This 2 day 6-hour training will help therapists develop their ability to support clients from a different racial background than them, with a particular focus on Black, Indigenous and People of Color. Through a multicultural social justice framework, it will integrate research and clinical experience to teach a therapeutic model for rapport building, assessment, and treatment. This model is not a rigid therapeutic modality, but provides a contextual lens to build a strong, culturally grounded therapeutic relationship. It is a flexible model and can align with many therapeutic modalities, including a contextual behavioral approach to therapy. Read More.


Truffle Hunting: Bringing Values to Life in the Therapy Room

Jenna LeJeune, PhD
February 25, 2022 from 12pm-2:00pm

This brief workshop is designed to help clinicians deepen their values work with clients by shifting the focus from the content of values conversations to the quality of those conversation. By listening for and deepening the qualities of effective values conversations participants will get a taste for how more experiential and relationally-based values work can supercharge therapy. Participants will have opportunities to both observe demonstrations and practice in small groups with the benefit of feedback. Read More.


Values Prototyping: Using Action to Help Clients Explore Their Values

Jenna LeJeune, PhD
March 11, 2022 from 12pm-2:00pm

This workshop will focus on one specific experiential tool called “values prototyping” that helps clients learn more about their values through engaging in intentional valuing. As participants will hopefully already have a solid foundation of some of the core concepts of the values process in ACT, this workshop will dive right in on how to use values prototyping to help clients learn more about what they would choose to value in their life. You will have the chance to practice developing a values prototype in small groups with the benefit of feedback, so that by the end of the workshop you will be able to use this tool in your work with clients. Read More.

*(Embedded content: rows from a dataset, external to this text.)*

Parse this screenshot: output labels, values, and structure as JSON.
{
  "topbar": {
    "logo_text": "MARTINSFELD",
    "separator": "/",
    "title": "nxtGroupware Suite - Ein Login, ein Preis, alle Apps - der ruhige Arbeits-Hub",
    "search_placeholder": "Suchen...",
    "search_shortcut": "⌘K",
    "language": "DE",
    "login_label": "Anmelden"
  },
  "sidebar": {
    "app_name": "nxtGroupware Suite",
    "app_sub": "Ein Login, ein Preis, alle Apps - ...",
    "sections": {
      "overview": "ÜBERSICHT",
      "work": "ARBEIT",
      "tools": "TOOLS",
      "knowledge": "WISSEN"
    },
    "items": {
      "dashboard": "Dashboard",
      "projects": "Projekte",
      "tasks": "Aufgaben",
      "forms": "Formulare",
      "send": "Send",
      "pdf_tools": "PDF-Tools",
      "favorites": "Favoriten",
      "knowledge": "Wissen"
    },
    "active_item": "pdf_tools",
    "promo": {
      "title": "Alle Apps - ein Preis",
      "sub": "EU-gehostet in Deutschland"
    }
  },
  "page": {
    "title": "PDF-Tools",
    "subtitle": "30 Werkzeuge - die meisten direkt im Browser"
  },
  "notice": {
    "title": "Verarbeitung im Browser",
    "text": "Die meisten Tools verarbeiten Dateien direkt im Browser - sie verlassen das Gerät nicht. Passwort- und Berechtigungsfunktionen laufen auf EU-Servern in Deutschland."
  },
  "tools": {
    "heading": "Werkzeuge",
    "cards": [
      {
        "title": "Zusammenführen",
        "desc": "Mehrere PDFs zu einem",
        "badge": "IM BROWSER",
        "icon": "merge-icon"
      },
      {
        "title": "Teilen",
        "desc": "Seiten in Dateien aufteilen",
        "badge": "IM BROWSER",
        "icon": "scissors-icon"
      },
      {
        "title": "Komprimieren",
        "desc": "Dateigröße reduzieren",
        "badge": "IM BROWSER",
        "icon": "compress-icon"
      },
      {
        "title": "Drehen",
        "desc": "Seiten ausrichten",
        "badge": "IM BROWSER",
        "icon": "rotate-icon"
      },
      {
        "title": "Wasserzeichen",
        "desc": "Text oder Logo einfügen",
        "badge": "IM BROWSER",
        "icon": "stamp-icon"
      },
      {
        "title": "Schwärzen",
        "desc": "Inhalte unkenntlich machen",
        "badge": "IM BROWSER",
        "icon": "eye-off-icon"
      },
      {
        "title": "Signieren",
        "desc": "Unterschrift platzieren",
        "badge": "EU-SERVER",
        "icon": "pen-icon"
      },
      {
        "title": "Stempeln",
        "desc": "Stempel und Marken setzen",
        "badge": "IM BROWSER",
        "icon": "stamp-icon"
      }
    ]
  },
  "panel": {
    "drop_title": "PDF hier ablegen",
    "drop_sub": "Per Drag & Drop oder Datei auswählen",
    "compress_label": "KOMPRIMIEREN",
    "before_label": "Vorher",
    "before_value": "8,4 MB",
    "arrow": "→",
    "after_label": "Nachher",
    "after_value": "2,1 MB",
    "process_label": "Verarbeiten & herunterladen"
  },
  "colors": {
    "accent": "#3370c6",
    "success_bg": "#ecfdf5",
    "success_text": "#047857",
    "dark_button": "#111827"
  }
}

The Invitation to Change Approach: Helping Families Affected by Addiction

Jeff Foote, PhD and Cordelia Kraus, LPC, CADC 1, certified CRAFT clinician
May 13th and 14th, 2022 from 9:00am-5:00pm
at University of Portland, Terrace Room
This two-day in-person workshop will provide skills training for professionals focused on the process of working with clients who have a loved one struggling with substance use issues. The Invitation to Change Approach draws on CRAFT (Community Reinforcement and Family Training), MI (Motivational Interviewing), and ACT (Acceptance and Commitment Therapy) to provide a compassionate and collaborative way of working with the families and concerned significant others of people who struggle with substance use. Read More.


Therapy and Research in Psychedelic Science (TRIPS) Seminar Series

Second Friday of each month from 12:00 PM – 1:00 PM (PT)

TRIPS is an online seminar series that hosts speakers discussing science-informed presentations and discussions about psychedelics to educate healthcare professionals. This series was created to guide healthcare providers and students preparing to be professionals towards the most relevant, pragmatic, and essential information about psychedelic-assisted therapy, changing legal statuses, and harm reduction approaches in order to better serve clients and communities. This seminar series is a fundraiser for our clinical trial of MDMA-assisted psychotherapy for social anxiety disorder that Portland Psychotherapy investigators are preparing for and starting in the Fall of 2021. All proceeds after presenter remuneration will go to fund this clinical trial. Read more.

January 14th, 2022Psilocybin-Assisted Therapy of Major Depressive Disorder using Acceptance and Commitment Therapy as a Therapeutic Frame with Jordan Sloshower, MD, MSc

February 11th, 2022 – Drug-Drug Interactions Between Psychiatric Medications and MDMA or Psilocybin with Aryan Sarparast, MD

May 13th, 2022Implementing Culturally-Attuned & Anti-Racist Psychedelic Therapy: Impact over Intention with Jamilah R. George, M.Div, M.S.